Caucus for Change has extensive candidate questionnaires posted on their website.
Scott Raskiewicz has a unique approach to his campaign for school board: he doesn’t believe in online communication. His bare bones Facebook page announces:
“I find email, texting, etc. dehumanizing. (If elected I realize I’ll have to spend time engaged in the unhealthy process of staring at a computer screen reading emails and I am reluctantly prepared to do so.) And I’m not much of a phone person. Thus, I ask that all initial contacts be made via the democratic means of the United States Post Office.”
As for the rest of his platform …
“For seventeen years, in addition to my work as a writer, philosopher, and tennis teaching professional, I was a part-time substitute teacher in the St. Paul Public Schools. In June of 2014, along with every other sub in the St. Paul district, I was fired so that substitute staffing could be taken over by a corporation. Part of the reason I am running for school board is to help halt the increasing privatization of public education in America.”
Aaron Benner, a long-time critic from inside SPPS, decided to run at the last minute. Formerly a St. Paul teacher, he left recently to work at the Community of Peace Academy charter school as an African American liaison and behavior coach. Benner’s criticism centers on district disciplinary policy, which he believes is too lax. He criticizes the district for failure to discipline black students, and believes the district is not suspending enough students. According to EAG News:
“It crossed my mind about a month ago,” Benner said about running for the board. “I was actually on a treadmill watching the moving The Untouchables. It’s about Elliott Ness and how he was assigned to rid Chicago during the prohibition era of Al Capone and his cronies.
“It reminded me of St. Paul Public Schools and the arrogance, how they are not only corrupt, but are going to throw it right in your face and challenge you to do something about it. I thought to myself, somebody needs to be an Elliott Ness.
Greg Copeland is that rare bird, a St. Paul Republican. He has run for school board before, garnering less than 10 percent of the vote. Not much prospect of winning this time around either.
Linda Freeman is somewhat of a mystery, with no listed campaign page. The Pioneer Press describes her as “on the ballot 20 years after failing to make it past the primary round of her first run for school board,” and says she shares some of the concerns of the Caucus for Change.

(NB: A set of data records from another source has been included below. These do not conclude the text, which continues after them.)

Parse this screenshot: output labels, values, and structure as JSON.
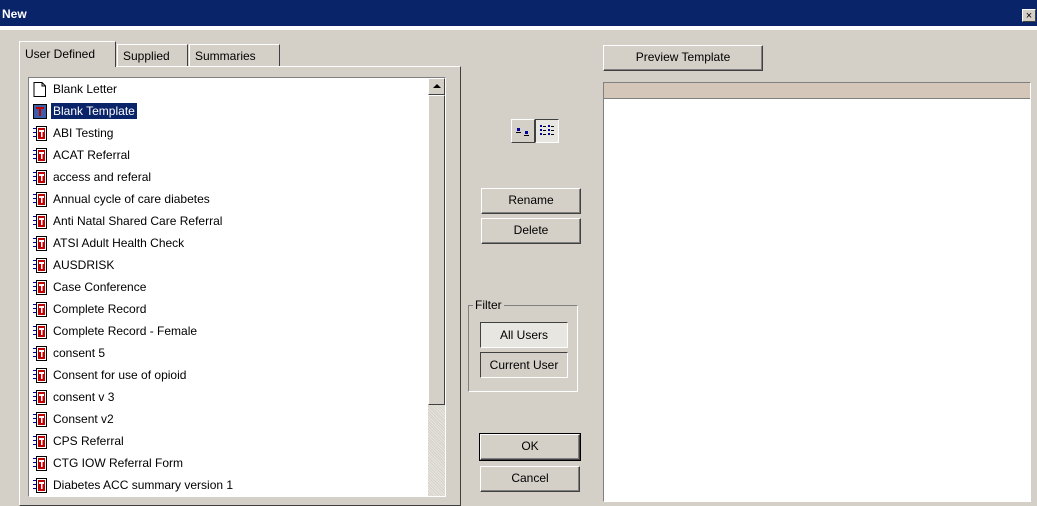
{
  "window": {
    "title": "New",
    "close_glyph": "×"
  },
  "tabs": [
    {
      "label": "User Defined",
      "active": true
    },
    {
      "label": "Supplied",
      "active": false
    },
    {
      "label": "Summaries",
      "active": false
    }
  ],
  "templates": [
    {
      "label": "Blank Letter",
      "icon": "document-icon",
      "selected": false
    },
    {
      "label": "Blank Template",
      "icon": "template-icon",
      "selected": true
    },
    {
      "label": "ABI Testing",
      "icon": "form-template-icon",
      "selected": false
    },
    {
      "label": "ACAT Referral",
      "icon": "form-template-icon",
      "selected": false
    },
    {
      "label": "access and referal",
      "icon": "form-template-icon",
      "selected": false
    },
    {
      "label": "Annual cycle of care diabetes",
      "icon": "form-template-icon",
      "selected": false
    },
    {
      "label": "Anti Natal Shared Care Referral",
      "icon": "form-template-icon",
      "selected": false
    },
    {
      "label": "ATSI Adult Health Check",
      "icon": "form-template-icon",
      "selected": false
    },
    {
      "label": "AUSDRISK",
      "icon": "form-template-icon",
      "selected": false
    },
    {
      "label": "Case Conference",
      "icon": "form-template-icon",
      "selected": false
    },
    {
      "label": "Complete Record",
      "icon": "form-template-icon",
      "selected": false
    },
    {
      "label": "Complete Record - Female",
      "icon": "form-template-icon",
      "selected": false
    },
    {
      "label": "consent 5",
      "icon": "form-template-icon",
      "selected": false
    },
    {
      "label": "Consent for use of opioid",
      "icon": "form-template-icon",
      "selected": false
    },
    {
      "label": "consent v 3",
      "icon": "form-template-icon",
      "selected": false
    },
    {
      "label": "Consent v2",
      "icon": "form-template-icon",
      "selected": false
    },
    {
      "label": "CPS Referral",
      "icon": "form-template-icon",
      "selected": false
    },
    {
      "label": "CTG IOW Referral Form",
      "icon": "form-template-icon",
      "selected": false
    },
    {
      "label": "Diabetes ACC summary version 1",
      "icon": "form-template-icon",
      "selected": false
    }
  ],
  "buttons": {
    "preview": "Preview Template",
    "rename": "Rename",
    "delete": "Delete",
    "ok": "OK",
    "cancel": "Cancel"
  },
  "view_toggle": {
    "options": [
      "small-icons-view-icon",
      "list-view-icon"
    ],
    "selected": "list-view-icon"
  },
  "filter": {
    "legend": "Filter",
    "options": [
      "All Users",
      "Current User"
    ]
  },
  "colors": {
    "titlebar": "#0a246a",
    "selection": "#0a246a",
    "face": "#d4d0c8",
    "form_icon_red": "#c00000"
  }
}
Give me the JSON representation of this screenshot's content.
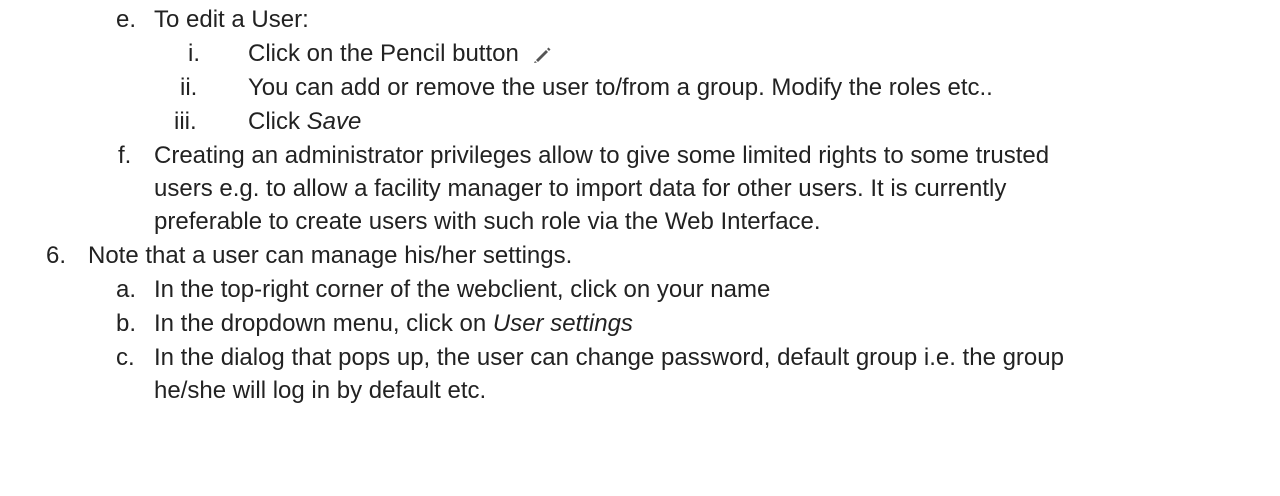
{
  "items": [
    {
      "marker": "e.",
      "text": "To edit a User:"
    },
    {
      "marker": "i.",
      "text": "Click on the Pencil button"
    },
    {
      "marker": "ii.",
      "text": "You can add or remove the user to/from a group. Modify the roles etc.."
    },
    {
      "marker": "iii.",
      "text_prefix": "Click ",
      "text_em": "Save"
    },
    {
      "marker": "f.",
      "lines": [
        "Creating an administrator privileges allow to give some limited rights to some trusted",
        "users e.g. to allow a facility manager to import data for other users. It is currently",
        "preferable to create users with such role via the Web Interface."
      ]
    },
    {
      "marker": "6.",
      "text": "Note that a user can manage his/her settings."
    },
    {
      "marker": "a.",
      "text": "In the top-right corner of the webclient, click on your name"
    },
    {
      "marker": "b.",
      "text_prefix": "In the dropdown menu, click on ",
      "text_em": "User settings"
    },
    {
      "marker": "c.",
      "lines": [
        "In the dialog that pops up, the user can change password, default group i.e. the group",
        "he/she will log in by default etc."
      ]
    }
  ],
  "icons": {
    "pencil": "pencil-icon"
  }
}
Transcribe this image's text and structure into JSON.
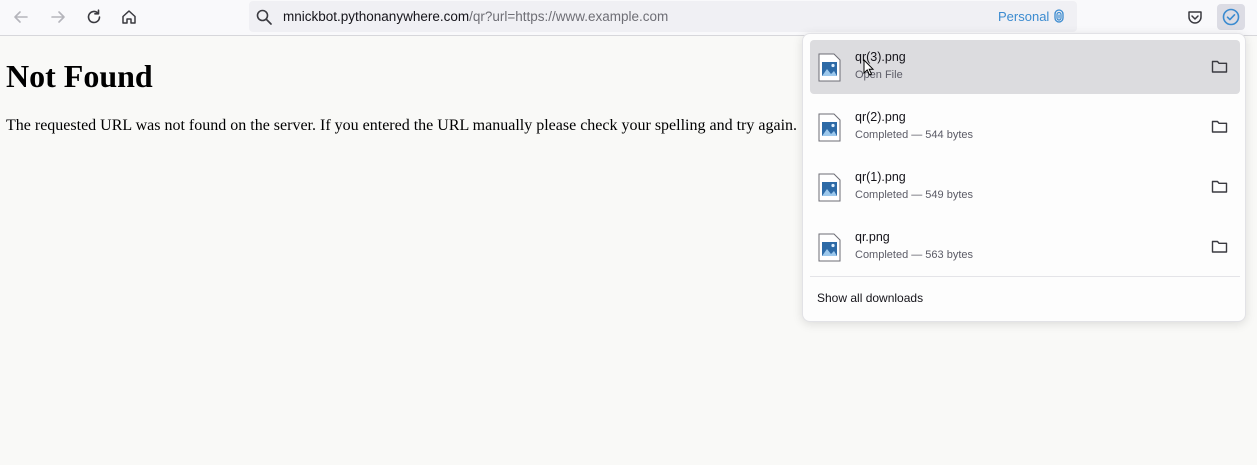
{
  "toolbar": {
    "url_host": "mnickbot.pythonanywhere.com",
    "url_rest": "/qr?url=https://www.example.com",
    "container_label": "Personal",
    "colors": {
      "accent": "#3b8bd0",
      "icon": "#5b5b66"
    }
  },
  "page": {
    "title": "Not Found",
    "message": "The requested URL was not found on the server. If you entered the URL manually please check your spelling and try again."
  },
  "downloads": {
    "items": [
      {
        "name": "qr(3).png",
        "status": "Open File",
        "icon": "image-file-icon"
      },
      {
        "name": "qr(2).png",
        "status": "Completed — 544 bytes",
        "icon": "image-file-icon"
      },
      {
        "name": "qr(1).png",
        "status": "Completed — 549 bytes",
        "icon": "image-file-icon"
      },
      {
        "name": "qr.png",
        "status": "Completed — 563 bytes",
        "icon": "image-file-icon"
      }
    ],
    "show_all_label": "Show all downloads"
  }
}
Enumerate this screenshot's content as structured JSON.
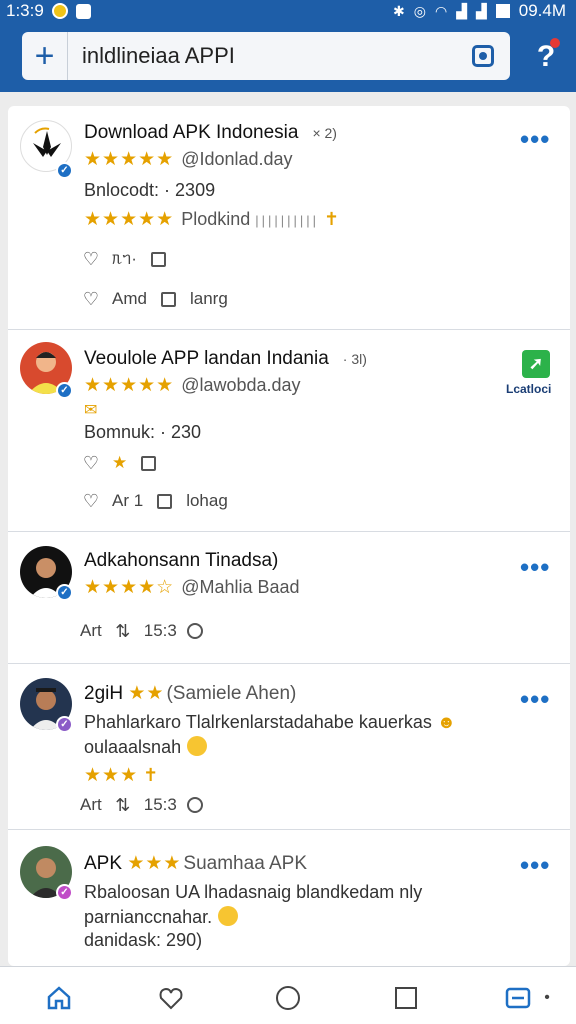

Voters will choose four of the nine candidates to serve on the school board. Long-time St. Paul school board member Anne Carroll and first-termers Mary Doran and Louise Seeba all opted not to run again. John Brodrick, Jean O’Connell and Chue Vue are serving terms that run through 2017.